The Greens congratulate Minister Jacob for a new act for biodiversity and conservation on the precipice of what is shaping up to be one of Western Australia’s most fierce environmental campaigns to save the Beeliar wetlands.
"A Bill to replace WA’s outdated Wildlife Conservation Act is a welcome step although given the time lag since the draft legislation was first proposed it will warrant careful public scrutiny,” Greens Biodiversity Spokesperson Lynn MacLaren MLC says.
“It has been 14 years since the former Labor Government came to power promising an overhaul of WA wildlife conservation laws and we have had successive Labor and Liberal governments since then promise to introduce new biodiversity legislation without managing to do so,” Ms MacLaren said.
“The Minister therefore deserves congratulations for getting this Bill this far.
“More incentives to protect and conserve the environment are welcome as are increased penalties as deterrents for offences against wildlife but unlike the Federal EPBC Act, this Bill stops short of jail terms, which means some offenders may be prepared to take the risk.
“We are keen to see swift progress in the listing of threatened ecological communities and critical habitat.

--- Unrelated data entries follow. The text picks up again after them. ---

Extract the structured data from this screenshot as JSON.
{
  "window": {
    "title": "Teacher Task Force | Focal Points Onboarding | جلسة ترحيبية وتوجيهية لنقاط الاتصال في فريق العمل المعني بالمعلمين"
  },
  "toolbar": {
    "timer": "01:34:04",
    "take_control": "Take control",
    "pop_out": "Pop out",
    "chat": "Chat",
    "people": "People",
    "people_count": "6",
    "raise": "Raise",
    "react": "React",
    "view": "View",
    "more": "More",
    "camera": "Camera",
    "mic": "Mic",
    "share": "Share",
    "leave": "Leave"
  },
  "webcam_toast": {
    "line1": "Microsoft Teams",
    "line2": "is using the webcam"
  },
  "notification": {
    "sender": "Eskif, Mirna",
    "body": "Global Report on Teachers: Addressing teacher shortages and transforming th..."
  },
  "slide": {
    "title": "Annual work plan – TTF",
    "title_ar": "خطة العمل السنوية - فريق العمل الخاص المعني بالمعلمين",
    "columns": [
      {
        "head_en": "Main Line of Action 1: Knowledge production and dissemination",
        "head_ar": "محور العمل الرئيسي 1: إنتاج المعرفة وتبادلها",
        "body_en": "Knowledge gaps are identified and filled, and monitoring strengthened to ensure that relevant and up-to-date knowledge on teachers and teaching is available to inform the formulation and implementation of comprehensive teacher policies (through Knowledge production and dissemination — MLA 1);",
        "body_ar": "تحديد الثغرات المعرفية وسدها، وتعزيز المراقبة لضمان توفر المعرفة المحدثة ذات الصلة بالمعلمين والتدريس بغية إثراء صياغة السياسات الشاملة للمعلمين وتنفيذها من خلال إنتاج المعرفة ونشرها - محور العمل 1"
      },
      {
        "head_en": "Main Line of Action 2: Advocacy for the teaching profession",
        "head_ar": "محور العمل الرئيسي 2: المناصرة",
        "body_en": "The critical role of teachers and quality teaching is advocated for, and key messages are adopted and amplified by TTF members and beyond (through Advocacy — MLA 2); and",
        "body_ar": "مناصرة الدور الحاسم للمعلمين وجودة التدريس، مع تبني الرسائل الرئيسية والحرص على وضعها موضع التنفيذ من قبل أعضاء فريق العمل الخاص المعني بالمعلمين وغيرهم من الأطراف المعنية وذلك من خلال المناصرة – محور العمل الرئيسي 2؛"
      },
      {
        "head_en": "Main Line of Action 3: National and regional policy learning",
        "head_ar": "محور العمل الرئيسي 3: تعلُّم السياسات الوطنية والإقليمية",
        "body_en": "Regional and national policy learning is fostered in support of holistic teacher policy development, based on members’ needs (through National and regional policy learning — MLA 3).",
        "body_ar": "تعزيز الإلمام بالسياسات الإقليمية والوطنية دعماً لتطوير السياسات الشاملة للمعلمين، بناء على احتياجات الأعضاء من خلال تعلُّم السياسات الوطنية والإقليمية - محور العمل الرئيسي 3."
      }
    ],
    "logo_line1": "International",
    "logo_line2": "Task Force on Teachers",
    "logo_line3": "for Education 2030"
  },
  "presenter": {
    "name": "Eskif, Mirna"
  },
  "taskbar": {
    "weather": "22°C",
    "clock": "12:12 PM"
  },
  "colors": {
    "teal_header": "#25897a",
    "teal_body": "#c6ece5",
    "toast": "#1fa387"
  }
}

Special protections for whales and dolphins and even sandalwood are welcome.
“However, it has also been more than a decade since the public has had opportunity to comment on the proposed legislation, and in the meantime WA’s wildlife has suffered greatly from pressures ranging from habitat loss to disease, feral animals and climate change.
“I welcome the Minister’s comments that there will be opportunity in the New Year for public briefings and feedback on this Bill, as the devil may be in the detail.
“This Bill appears give greater discretionary powers to the Minister, which may pose a concern although I note that the Bill also provides for greater transparency and clarity around ministerial decisions.
“I have strong concerns that the Department of Parks and Wildlife, which has been subject to successive annual Budget cuts, and will lose 90 full time staff this year, including mainly from science and conservation programs, will be asked to implement this new legislation without any extra funds.
“While Departments such as Main Roads spend millions of dollars with very little scrutiny, DPaW is obliged to scrape by on less and less and some of the most critical work regarding WA endangered species is being funded by public donation, if at all.”